Push-Ups | detailed push-ups instruction
Push-ups will help you develop your chest, shoulders, and upper arms.
Begin on the floor with the hands slightly wider than shoulder-width apart. Place your toes (for more advanced exercisers) or knees (for beginners) on the floor, keeping the back straight and torso supported by engaging the abdominals throughout the exercise. Press your body upward without locking the elbows, pause, and then lower until the elbows are at about a 90-degree angle. If this is too difficult, start by pushing up against a wall and then work your way to the floor.
Abdominal Curl | detailed abdominal curl instruction
If you want a firm tummy, abdominal curls will help you get there: Lie on your back with one knee bent keeping the foot flat on the floor while the other leg is extended. Cross your arms over the chest or place them, unclasped, behind the head with elbows out to the side maintaining a neutral spine. Then engage your abs by raising the shoulders and upper back off the floor toward the pelvis, and then return to the starting position. A good way to check for correct position is to picture yourself with an orange tucked between the chin and neck while curling up and down. And, don’t forget to breathe throughout the exercise movement.
Pilates and Yoga
If you prefer working out with an instructor, but don’t want to drive to the gym, exercise DVDs can be an effective way to adhere to an exercise program. Yoga, Pilates or Fable’s Balletone exercise DVDs are all great ways to firm up and strengthen your body without the extra cost of buying equipment. To ensure you’re not buying DVDs that are out-of-date or created by an unsafe and uncertified instructor or a celebrity who may look the part, but doesn’t have the education to provide safe instruction, Chelik and Fable offer the following tips:
DVD Buying Tips
- Confirm that the instructor is certified by an NCCA-accredited fitness organization such as ACE and has completed relevant continuing education
- Watch the DVD first to familiarize yourself with the content and practice. For learning proper technique, you may consider a book that describes individual Pilates and Yoga exercises in detail and offers modifications for beginning, intermediate and advanced exercise levels.

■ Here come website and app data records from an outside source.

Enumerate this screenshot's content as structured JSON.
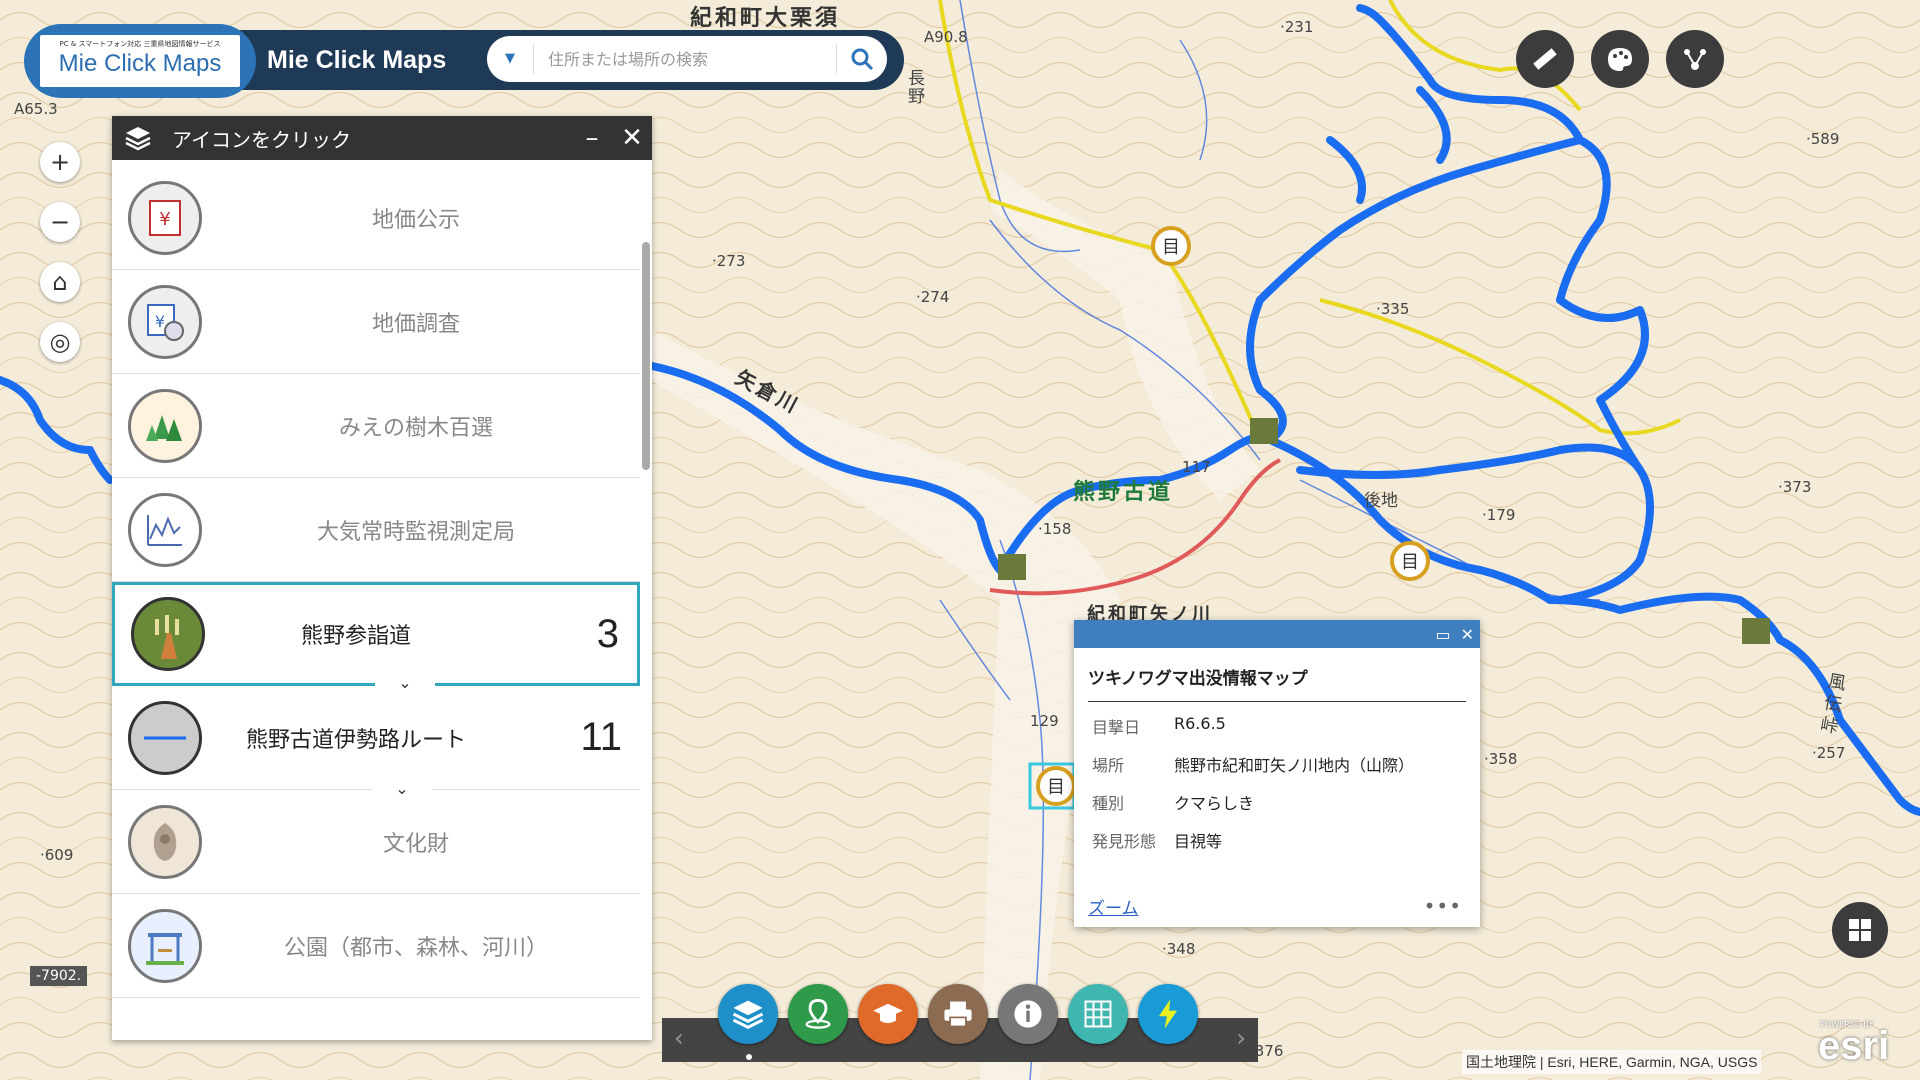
{
  "header": {
    "logo_small": "PC & スマートフォン対応 三重県地図情報サービス",
    "logo_text": "Mie Click Maps",
    "app_title": "Mie Click Maps",
    "search_placeholder": "住所または場所の検索"
  },
  "map_tools": [
    {
      "name": "zoom-in-button",
      "glyph": "+"
    },
    {
      "name": "zoom-out-button",
      "glyph": "−"
    },
    {
      "name": "home-button",
      "glyph": "⌂"
    },
    {
      "name": "locate-button",
      "glyph": "◎"
    }
  ],
  "panel": {
    "title": "アイコンをクリック",
    "items": [
      {
        "label": "地価公示",
        "count": "",
        "icon": "yen-document-icon"
      },
      {
        "label": "地価調査",
        "count": "",
        "icon": "yen-magnifier-icon"
      },
      {
        "label": "みえの樹木百選",
        "count": "",
        "icon": "trees-icon"
      },
      {
        "label": "大気常時監視測定局",
        "count": "",
        "icon": "line-graph-icon"
      },
      {
        "label": "熊野参詣道",
        "count": "3",
        "icon": "pilgrimage-road-icon"
      },
      {
        "label": "熊野古道伊勢路ルート",
        "count": "11",
        "icon": "route-line-icon"
      },
      {
        "label": "文化財",
        "count": "",
        "icon": "cultural-property-icon"
      },
      {
        "label": "公園（都市、森林、河川）",
        "count": "",
        "icon": "park-icon"
      }
    ]
  },
  "map_labels": {
    "town_top": "紀和町大栗須",
    "river": "矢倉川",
    "kumano": "熊野古道",
    "town_mid": "紀和町矢ノ川",
    "gochi": "後地",
    "naga": "長野",
    "kaze": "風伝峠",
    "e231": "·231",
    "e589": "·589",
    "e273": "·273",
    "e274": "·274",
    "e335": "·335",
    "e117": "117",
    "e158": "·158",
    "e179": "·179",
    "e373": "·373",
    "e129": "129",
    "e358": "·358",
    "e257": "·257",
    "e609": "·609",
    "e348": "·348",
    "e376": "·376",
    "e90": "A90.8",
    "e65": "A65.3"
  },
  "popup": {
    "title": "ツキノワグマ出没情報マップ",
    "rows": [
      {
        "key": "目撃日",
        "value": "R6.6.5"
      },
      {
        "key": "場所",
        "value": "熊野市紀和町矢ノ川地内（山際）"
      },
      {
        "key": "種別",
        "value": "クマらしき"
      },
      {
        "key": "発見形態",
        "value": "目視等"
      }
    ],
    "zoom_label": "ズーム",
    "more_label": "•••"
  },
  "scale_text": "-7902.",
  "attribution": "国土地理院 | Esri, HERE, Garmin, NGA, USGS",
  "esri_powered": "POWERED BY",
  "esri_logo": "esri",
  "colors": {
    "route_blue": "#1a6df0",
    "panel_header": "#333333",
    "active_border": "#31a8bd",
    "popup_bar": "#3f7fbf"
  },
  "toolbar": [
    {
      "name": "layers-button",
      "color": "#1e8fc9"
    },
    {
      "name": "places-button",
      "color": "#2e9a4a"
    },
    {
      "name": "learning-button",
      "color": "#e06a2a"
    },
    {
      "name": "print-button",
      "color": "#8b6b52"
    },
    {
      "name": "info-button",
      "color": "#777777"
    },
    {
      "name": "grid-select-button",
      "color": "#3fb6b0"
    },
    {
      "name": "quick-button",
      "color": "#1a9ad6"
    }
  ]
}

- When purchasing DVDs in a retail store, read up on the instructor’s level of certification and experience on the back cover. Never purchase a DVD based on the physical appearance of the instructor or celebrity status when their certification is missing or education isn’t up to par.
- Consider the following outlets: If you like variety or are looking for sport-specific stretching and flexibility exercises, look online at iTunes yoga or Pilates podcasts in the Apple iTunes Store or turn to the Amazon store.
- Netflix is better known for renting movies, but the online store rents fitness DVDs as well. Look for qualified instructors before clicking to rent.
- Corepower.com offers trial yoga on demand: It’s an online yoga studio with streaming video and audio exercises from experienced yoga instructors. Members can practice anytime 24-7, according to their Website.
- For Pilates DVDs, Chelik recommends pilates.com and peakpilates.com online stores.
- Fable’s Balletone DVDs, which fuses techniques drawn from dance, Pilates and fitness, can be found online at balletone.com
As always, if you’re unsure about proper and safe exercise techniques and are looking for individualized and professional guidance on exercise programming, ACE recommends consulting with an ACE-certified fitness professional. To locate an ACE-certified professional in your area, visit www.acefitness.org/findanacepro/.
Marion Webb is the managing editor for the American Council on Exercise and an ACE-certified Personal Trainer. For specific fitness-related story ideas or comments, please e-mail her directly at firstname.lastname@example.org.